Bunny Hugged
Directed byCharles M. Jones
Story byMichael Maltese
StarringMel Blanc
Music byCarl Stalling
Animation byPhil Monroe
Ken Harris
Lloyd Vaughan
Ben Washam
Layouts byPeter Alvarado
Backgrounds byPhilip De Guard
Color processTechnicolor
Distributed byWarner Bros. Pictures
Release date
  • March 10, 1951 (1951-03-10)
Running time

Bunny Hugged is a 1951 Warner Bros. Merrie Melodies short, directed by Chuck Jones and written by Michael Maltese.[1] The short was released on March 10, 1951, and stars Bugs Bunny.[2] Bunny Hugged is essentially a re-working of Jones' 1948 short Rabbit Punch, substituting wrestling for boxing.

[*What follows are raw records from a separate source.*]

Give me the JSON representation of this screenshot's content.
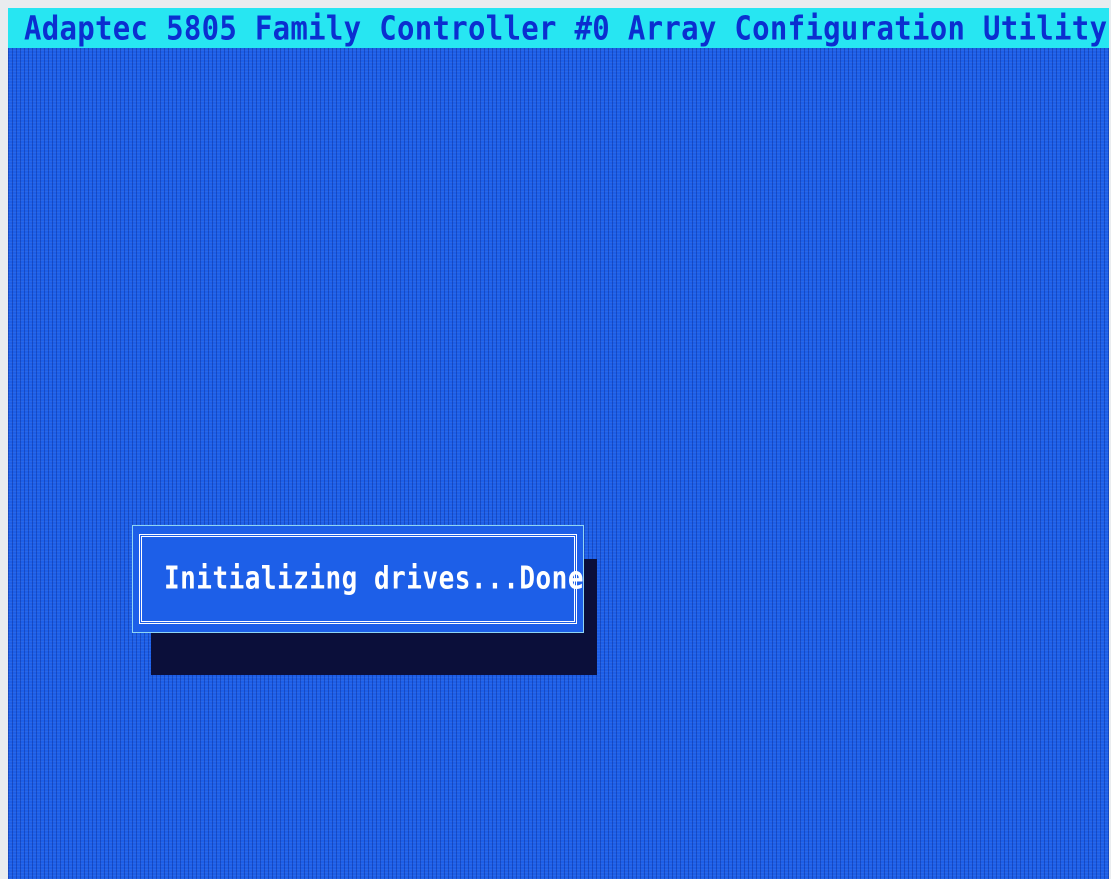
{
  "window": {
    "title": "Adaptec 5805 Family Controller #0 Array Configuration Utility"
  },
  "dialog": {
    "message": "Initializing drives...Done"
  },
  "colors": {
    "background": "#1d5fe8",
    "title_bar": "#27e6f2",
    "title_text": "#0b2fd0",
    "dialog_text": "#ffffff",
    "shadow": "#0b0f3a"
  }
}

A wrestling match pits professional wrestler Ravishing Ronald, "the de-natured boy" (a parody of Gorgeous George and "Nature Boy" Buddy Rogers) against current champion the Crusher. Bugs, the mascot of Ravishing Ronald ("It's a livin'"), watches from a corner as the Crusher uses Ronald, tied up in his own hairnet, as a punching bag. Worried that he will lose his meal ticket, Bugs decides to enter the match as "The Masked Terror", wearing a covering over his entire head. The Crusher sees the new opponent as "fresh meat," disposes of Ronald and goes after Bugs.

Bugs using a little "stra-geetee" to gain the upper hand on the Crusher.

Bugs tries to wrestle Crusher, but Crusher is unfazed, toys with Bugs and, by turning Bugs' ears into a propeller, sends the rabbit flying into the crowd. When, on his return flight, Bugs is caught in Crusher's leg-scissors hold, he figures it's time to "employ a little stragety [sic]". Bugs rips his mask apart, causing Crusher to believe his trunks have torn. As the hulking wrestler squirms, embarrassed, in the ring, Bugs strolls back from off-screen wearing a sandwich board advertising his services as "Stychen Tyme," a tailor. Crusher tells him his problem and Bugs seemingly prepares to sew the trunks. Instead, he jabs a needle in Crusher's backside, resulting in him soaring, screaming, into the audience.

Enraged, the wrestler comes charging back, but Bugs opens the door of a safe; Crusher runs through, bounces back off the ring ropes into the now slammed shut door. A now disoriented Crusher is able to be pinned, literally. As Bugs is being declared the new champion, Crusher snaps out of it. He offers his hand in congratulations and, despite the crowd's objections (Crusher merely growls them into silence), Bugs relents. Crusher yanks on the 'arm' and bites down on it, discovering it is a stick of dynamite, which blows up in his face.


Animation producer Paul Dini writes, "Many good cartoons feature realistic human animation. But a great cartoon features humans so wildly caricatured that every motion strikes us as real. Bunny Hugged is one such cartoon."[3]


  1. ^ Beck, Jerry; Friedwald, Will (1989). Looney Tunes and Merrie Melodies: A Complete Illustrated Guide to the Warner Bros. Cartoons. Henry Holt and Co. p. 221. ISBN 0-8050-0894-2.
  2. ^ Lenburg, Jeff (1999). The Encyclopedia of Animated Cartoons. Checkmark Books. pp. 60–61. ISBN 0-8160-3831-7. Retrieved 6 June 2020.
  3. ^ Beck, Jerry, ed. (2020). The 100 Greatest Looney Tunes Cartoons. Insight Editions. pp. 32–33. ISBN 978-1-64722-137-9.